So that’s tale of time number 1341 that I almost lost my ninja. What would I even do if I lost him? I would just have to quit blogging.
So pollution has been getting much better recently. I’m not sure if this means that yellow dust season is ending or if the wind is just blowing it all away from us temporarily. Here’s some pictures for comparison with how it was a couple weeks ago as I talked about in my last blog post.
So, yes. I am still going to school. I’ve taken all but one of my finals. I’ll get to know what class I’m in next Tuesday. Just a little cultural difference I’ve learned between East/West in respect to homework and studying:
People from Western cultures view homework and studying as two different things. Yes, you can study a little by doing homework, but real studying involves looking over notes and quizzing yourself over vocabulary and hardcore memorization.
However, people from Eastern cultures view homework and studying as the same thing. This leads to them saying things that sound rather odd things to a Western student’s ear. Things like, “Our homework was really good. I like getting homework.” And the teachers in Eastern cultures saying things like, “I think you need more homework. Do you have enough homework?”
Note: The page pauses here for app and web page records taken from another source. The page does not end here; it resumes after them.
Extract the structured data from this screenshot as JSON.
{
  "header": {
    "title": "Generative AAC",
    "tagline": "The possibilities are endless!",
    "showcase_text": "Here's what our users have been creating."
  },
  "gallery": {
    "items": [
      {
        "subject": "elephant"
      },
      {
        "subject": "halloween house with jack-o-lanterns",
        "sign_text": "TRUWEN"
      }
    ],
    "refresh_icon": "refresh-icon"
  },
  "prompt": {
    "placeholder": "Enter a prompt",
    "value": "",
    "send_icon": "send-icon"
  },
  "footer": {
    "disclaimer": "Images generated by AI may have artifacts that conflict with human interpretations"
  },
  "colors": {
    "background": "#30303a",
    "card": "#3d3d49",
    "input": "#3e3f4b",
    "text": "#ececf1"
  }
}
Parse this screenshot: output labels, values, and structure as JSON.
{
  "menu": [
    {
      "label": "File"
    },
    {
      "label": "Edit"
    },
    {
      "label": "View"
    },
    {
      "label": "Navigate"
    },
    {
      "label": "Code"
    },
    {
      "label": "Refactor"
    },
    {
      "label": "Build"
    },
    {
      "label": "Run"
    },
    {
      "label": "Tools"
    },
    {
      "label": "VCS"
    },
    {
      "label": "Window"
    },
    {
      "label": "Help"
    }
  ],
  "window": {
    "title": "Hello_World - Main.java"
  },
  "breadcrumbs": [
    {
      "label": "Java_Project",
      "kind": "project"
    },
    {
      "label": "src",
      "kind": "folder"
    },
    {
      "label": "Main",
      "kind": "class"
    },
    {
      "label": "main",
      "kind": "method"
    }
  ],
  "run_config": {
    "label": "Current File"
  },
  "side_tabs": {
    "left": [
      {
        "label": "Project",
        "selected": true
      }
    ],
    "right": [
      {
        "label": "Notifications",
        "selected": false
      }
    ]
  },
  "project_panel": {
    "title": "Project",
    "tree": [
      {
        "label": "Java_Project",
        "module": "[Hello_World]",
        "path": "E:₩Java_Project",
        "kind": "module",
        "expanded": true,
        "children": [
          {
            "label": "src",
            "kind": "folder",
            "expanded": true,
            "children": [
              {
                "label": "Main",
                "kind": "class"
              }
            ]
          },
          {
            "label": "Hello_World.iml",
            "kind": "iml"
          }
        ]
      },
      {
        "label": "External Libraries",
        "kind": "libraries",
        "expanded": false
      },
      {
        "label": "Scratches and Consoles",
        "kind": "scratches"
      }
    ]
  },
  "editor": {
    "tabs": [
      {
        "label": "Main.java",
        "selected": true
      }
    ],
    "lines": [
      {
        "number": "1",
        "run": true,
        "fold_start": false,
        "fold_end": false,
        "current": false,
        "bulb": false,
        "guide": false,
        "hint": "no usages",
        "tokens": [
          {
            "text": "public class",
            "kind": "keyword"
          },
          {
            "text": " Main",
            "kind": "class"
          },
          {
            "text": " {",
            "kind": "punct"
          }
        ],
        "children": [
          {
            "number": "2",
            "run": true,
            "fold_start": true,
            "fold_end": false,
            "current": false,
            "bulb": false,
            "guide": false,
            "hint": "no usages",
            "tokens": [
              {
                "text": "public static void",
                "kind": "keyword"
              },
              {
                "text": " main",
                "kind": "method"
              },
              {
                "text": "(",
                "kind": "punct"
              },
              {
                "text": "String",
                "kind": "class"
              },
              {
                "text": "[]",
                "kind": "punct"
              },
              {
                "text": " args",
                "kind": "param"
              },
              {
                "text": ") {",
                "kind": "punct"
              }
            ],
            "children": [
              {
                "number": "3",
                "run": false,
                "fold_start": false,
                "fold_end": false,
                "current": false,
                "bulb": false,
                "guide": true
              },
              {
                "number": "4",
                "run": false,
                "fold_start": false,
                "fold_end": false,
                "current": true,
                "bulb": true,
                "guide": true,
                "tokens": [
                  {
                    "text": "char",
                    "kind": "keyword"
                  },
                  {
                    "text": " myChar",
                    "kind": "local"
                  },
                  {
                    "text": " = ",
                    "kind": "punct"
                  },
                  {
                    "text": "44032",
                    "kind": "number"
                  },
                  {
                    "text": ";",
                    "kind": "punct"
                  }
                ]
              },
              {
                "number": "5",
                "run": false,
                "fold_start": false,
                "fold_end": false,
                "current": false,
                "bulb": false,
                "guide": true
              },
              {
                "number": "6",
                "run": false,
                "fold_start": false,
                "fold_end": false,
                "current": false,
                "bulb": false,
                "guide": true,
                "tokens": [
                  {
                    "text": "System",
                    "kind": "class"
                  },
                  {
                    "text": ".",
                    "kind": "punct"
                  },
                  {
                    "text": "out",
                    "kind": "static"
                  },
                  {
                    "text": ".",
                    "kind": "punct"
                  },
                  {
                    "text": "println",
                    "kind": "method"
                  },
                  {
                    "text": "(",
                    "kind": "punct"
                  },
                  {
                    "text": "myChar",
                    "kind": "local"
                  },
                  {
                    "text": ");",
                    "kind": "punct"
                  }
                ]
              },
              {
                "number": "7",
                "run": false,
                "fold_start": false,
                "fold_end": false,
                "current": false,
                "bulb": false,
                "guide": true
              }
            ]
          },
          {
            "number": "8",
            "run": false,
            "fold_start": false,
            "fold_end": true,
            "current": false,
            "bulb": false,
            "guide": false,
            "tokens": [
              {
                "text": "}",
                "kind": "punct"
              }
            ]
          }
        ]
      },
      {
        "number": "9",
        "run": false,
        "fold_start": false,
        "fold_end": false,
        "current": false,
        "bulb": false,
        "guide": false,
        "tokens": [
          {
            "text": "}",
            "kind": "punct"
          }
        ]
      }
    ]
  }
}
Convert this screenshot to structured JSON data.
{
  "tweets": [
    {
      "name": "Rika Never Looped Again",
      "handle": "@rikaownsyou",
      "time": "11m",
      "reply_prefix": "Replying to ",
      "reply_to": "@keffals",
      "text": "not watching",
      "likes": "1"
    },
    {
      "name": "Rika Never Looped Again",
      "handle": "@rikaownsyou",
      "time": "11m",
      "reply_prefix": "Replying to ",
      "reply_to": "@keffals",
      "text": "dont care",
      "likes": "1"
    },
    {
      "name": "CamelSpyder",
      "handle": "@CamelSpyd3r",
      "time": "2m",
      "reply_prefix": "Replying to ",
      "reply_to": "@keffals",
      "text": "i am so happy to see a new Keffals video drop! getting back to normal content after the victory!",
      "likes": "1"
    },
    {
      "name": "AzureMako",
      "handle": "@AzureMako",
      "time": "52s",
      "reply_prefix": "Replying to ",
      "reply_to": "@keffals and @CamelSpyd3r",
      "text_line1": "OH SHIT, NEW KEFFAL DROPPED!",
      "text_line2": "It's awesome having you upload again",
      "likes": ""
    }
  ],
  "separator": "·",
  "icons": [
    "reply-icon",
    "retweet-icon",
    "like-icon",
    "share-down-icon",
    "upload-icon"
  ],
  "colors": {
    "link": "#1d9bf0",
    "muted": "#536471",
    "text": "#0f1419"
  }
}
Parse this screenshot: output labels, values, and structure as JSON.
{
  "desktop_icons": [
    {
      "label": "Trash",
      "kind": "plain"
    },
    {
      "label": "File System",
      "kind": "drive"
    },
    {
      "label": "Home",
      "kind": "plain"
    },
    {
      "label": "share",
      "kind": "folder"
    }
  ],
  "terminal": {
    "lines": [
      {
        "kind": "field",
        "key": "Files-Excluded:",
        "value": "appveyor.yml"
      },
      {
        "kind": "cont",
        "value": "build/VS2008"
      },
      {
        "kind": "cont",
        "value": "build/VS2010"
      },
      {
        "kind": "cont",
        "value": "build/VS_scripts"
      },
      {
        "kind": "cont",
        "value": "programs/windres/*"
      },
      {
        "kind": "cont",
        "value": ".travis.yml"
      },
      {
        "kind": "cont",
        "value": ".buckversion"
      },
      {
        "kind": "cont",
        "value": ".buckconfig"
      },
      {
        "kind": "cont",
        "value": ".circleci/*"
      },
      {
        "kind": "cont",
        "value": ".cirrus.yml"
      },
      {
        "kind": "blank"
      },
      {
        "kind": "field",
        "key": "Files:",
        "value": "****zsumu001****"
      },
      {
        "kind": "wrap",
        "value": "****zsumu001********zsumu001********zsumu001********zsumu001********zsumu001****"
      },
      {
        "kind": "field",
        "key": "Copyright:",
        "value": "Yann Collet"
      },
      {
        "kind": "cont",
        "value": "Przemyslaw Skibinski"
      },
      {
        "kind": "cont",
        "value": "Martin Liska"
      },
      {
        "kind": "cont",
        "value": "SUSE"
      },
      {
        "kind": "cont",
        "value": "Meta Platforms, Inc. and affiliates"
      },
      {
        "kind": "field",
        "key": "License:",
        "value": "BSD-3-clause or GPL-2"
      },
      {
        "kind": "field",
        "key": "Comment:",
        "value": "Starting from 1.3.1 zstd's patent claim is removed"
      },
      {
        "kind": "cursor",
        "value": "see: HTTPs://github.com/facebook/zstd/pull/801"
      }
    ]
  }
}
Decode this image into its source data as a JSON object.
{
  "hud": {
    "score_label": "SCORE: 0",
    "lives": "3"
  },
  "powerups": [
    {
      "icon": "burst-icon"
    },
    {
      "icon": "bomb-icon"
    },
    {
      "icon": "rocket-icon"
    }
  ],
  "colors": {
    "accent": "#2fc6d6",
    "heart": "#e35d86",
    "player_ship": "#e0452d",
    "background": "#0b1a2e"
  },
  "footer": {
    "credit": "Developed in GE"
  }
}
Leading up to the finals, the teachers were giving more and more homework. The students from Eastern countries loved this while the students from Western countries were getting rather stressed and frustrated. When were we supposed to study when we had all this homework to do? That’s when I realized my first significant cultural difference between how the East and West do school.
So please pray for me that I will continue to recognize and then patiently adjust as I learn cultural differences here. And, as I said, my mom is coming to visit me next week, so please pray for safety for her as she flies.
Thanks for reading!